Placed there in memory of Nelson Mandela, visitors are already pausing to spend a few minutes reflecting on the life of the great man.
A special service will be held at the minster as part of the Human Rights Day Vigil, at 2pm to 3.30pm on Sunday.
Reverend Chris Howson today told how there was no better occasion than Human Rights Day, to pay tribute to the freedom fighter.
“This is a man whose entire life was devoted to hope, freedom and justice for his people,” Rev Howson said.
“He will continue to be an inspiration for the work and his legacy is probably the post powerful one on this planet.”
Sunderland City Council plans to open a book of condolence, which will be displayed at the civic centre for Wearsiders to show their support.
Council leader Paul Watson said: “He is a world figure who has acted for the good of world peace and reconciliation. Obviously he will leave a gap and hopefully there will be people to fill these enormous shoes that he’s left.”
Tahir Khan, chairman of multicultural organisation Unity, based in Hylton Road, said: “It’s very sad news. Such a talented and powerful person is going to be missed dearly.
“A man who left a legacy for the world to follow, peace and prosperity was his message and we should respect that. He fought for many, many years for human rights and equal opportunities.”

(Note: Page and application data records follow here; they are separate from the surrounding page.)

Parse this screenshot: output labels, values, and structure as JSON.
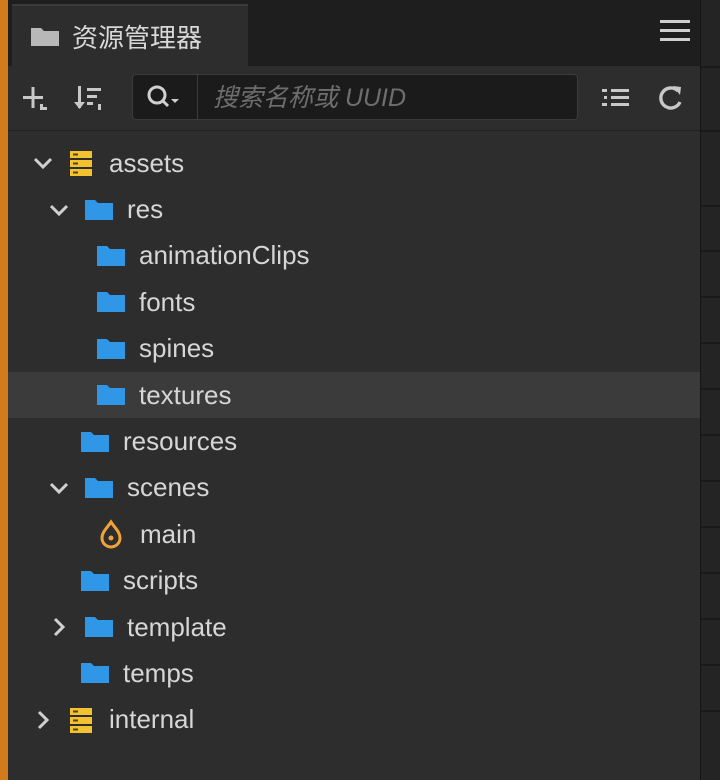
{
  "tab": {
    "title": "资源管理器",
    "icon": "folder-icon"
  },
  "toolbar": {
    "add_icon": "add-icon",
    "sort_icon": "sort-icon",
    "search_placeholder": "搜索名称或 UUID",
    "search_value": "",
    "collapse_icon": "collapse-list-icon",
    "refresh_icon": "refresh-icon"
  },
  "tree": [
    {
      "label": "assets",
      "type": "database",
      "depth": 0,
      "expanded": true
    },
    {
      "label": "res",
      "type": "folder",
      "depth": 1,
      "expanded": true
    },
    {
      "label": "animationClips",
      "type": "folder",
      "depth": 2
    },
    {
      "label": "fonts",
      "type": "folder",
      "depth": 2
    },
    {
      "label": "spines",
      "type": "folder",
      "depth": 2
    },
    {
      "label": "textures",
      "type": "folder",
      "depth": 2,
      "selected": true
    },
    {
      "label": "resources",
      "type": "folder",
      "depth": 1
    },
    {
      "label": "scenes",
      "type": "folder",
      "depth": 1,
      "expanded": true
    },
    {
      "label": "main",
      "type": "scene",
      "depth": 2
    },
    {
      "label": "scripts",
      "type": "folder",
      "depth": 1
    },
    {
      "label": "template",
      "type": "folder",
      "depth": 1,
      "expanded": false
    },
    {
      "label": "temps",
      "type": "folder",
      "depth": 1
    },
    {
      "label": "internal",
      "type": "database",
      "depth": 0,
      "expanded": false
    }
  ],
  "colors": {
    "folder": "#2f97e6",
    "database": "#f2c230",
    "scene": "#f0a23a",
    "accent": "#d17a1e"
  }
}
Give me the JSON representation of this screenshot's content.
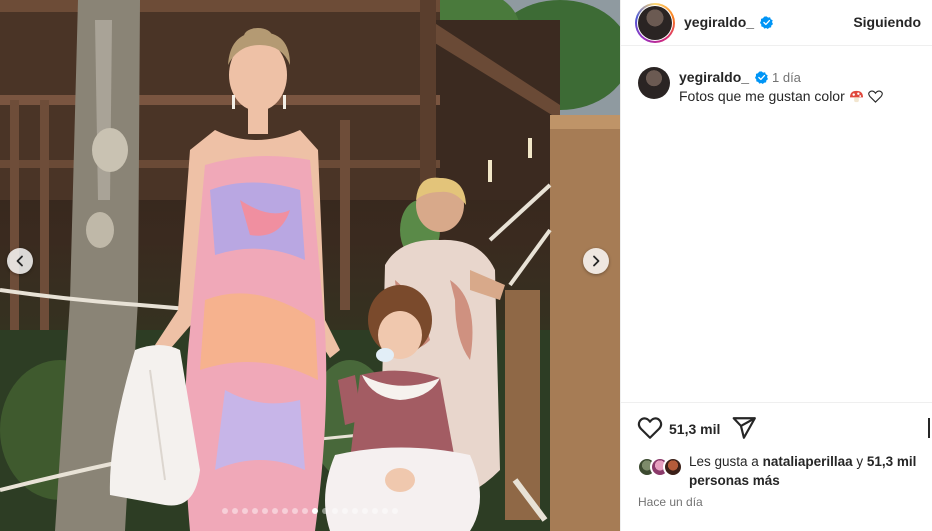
{
  "post": {
    "username": "yegiraldo_",
    "follow_label": "Siguiendo",
    "caption": {
      "username": "yegiraldo_",
      "time": "1 día",
      "text": "Fotos que me gustan color"
    },
    "likes": {
      "count": "51,3 mil",
      "prefix": "Les gusta a",
      "first_user": "nataliaperillaa",
      "connector": "y",
      "others_bold": "51,3 mil",
      "others_rest": "personas más"
    },
    "date": "Hace un día"
  },
  "carousel": {
    "total_slides": 18,
    "active_index": 9
  },
  "icons": {
    "prev": "chevron-left-icon",
    "next": "chevron-right-icon",
    "verified": "verified-badge-icon",
    "like": "heart-icon",
    "share": "paper-plane-icon",
    "bookmark": "bookmark-icon",
    "emojis": [
      "mushroom-emoji-icon",
      "white-heart-emoji-icon"
    ]
  },
  "colors": {
    "verified": "#0095f6",
    "text": "#262626",
    "muted": "#737373",
    "divider": "#efefef"
  }
}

Sunderland Tory group leader Robert Oliver said: “Nelson Mandela was an inspiration to everyone for the courageous and tenacious way he fought against apartheid in South Africa.
“Despite his many years in prison, he displayed a total lack of bitterness towards his captors and was able to unite people of all colours.”
The city’s MPs also expressed their sadness. Houghton and Sunderland South MP, Bridget Phillipson, said: “Nelson Mandela was an inspiration. He was a beacon of forgiveness, hope and courage whose legacy lives on.
“He will forever remain a symbol of what reconciliation can achieve and his determination reminds us of the need to do more to tackle injustice and poverty. We have lost a true hero of our age.”
Washington and Sunderland West MP Sharon Hodgson said: “He achieved so much for so many people that, even though he is no longer with us, his memory will never fade.
“We may have lost a true hero of our times, but his pursuit of justice and equality will continue to serve as inspiration for those who want to improve the lives of others around the world.”
Northumbria Police and Crime Commissioner Vera Baird has praised the “compassion and forgiveness” of Mr Mandela.
Describing him as the “greatest freedom fighter” she said South Africa’s first black president had led “an entire generation” and recalled a brief meeting with Mr Mandela.
Ms Baird said: “His compassion and forgiveness were real and unimaginable to most people, after his imprisonment for 27 years.
“His palpable example was so important to all the people of South Africa, of every colour and racial origin, to promote the cause of reconciliation amongst them.
“He led an entire generation who championed a world cause against apartheid in South Africa and many people, who were continents away from the struggle, worshipped him.”
Ms Baird met Mr Mandela at a ceremony where she became a QC and he was awarded an Honorary QC.
“I was overwhelmed to meet him and lucky enough to have a short conversation with him and to shake his hand,” she added. “It was the most important event for me that day.”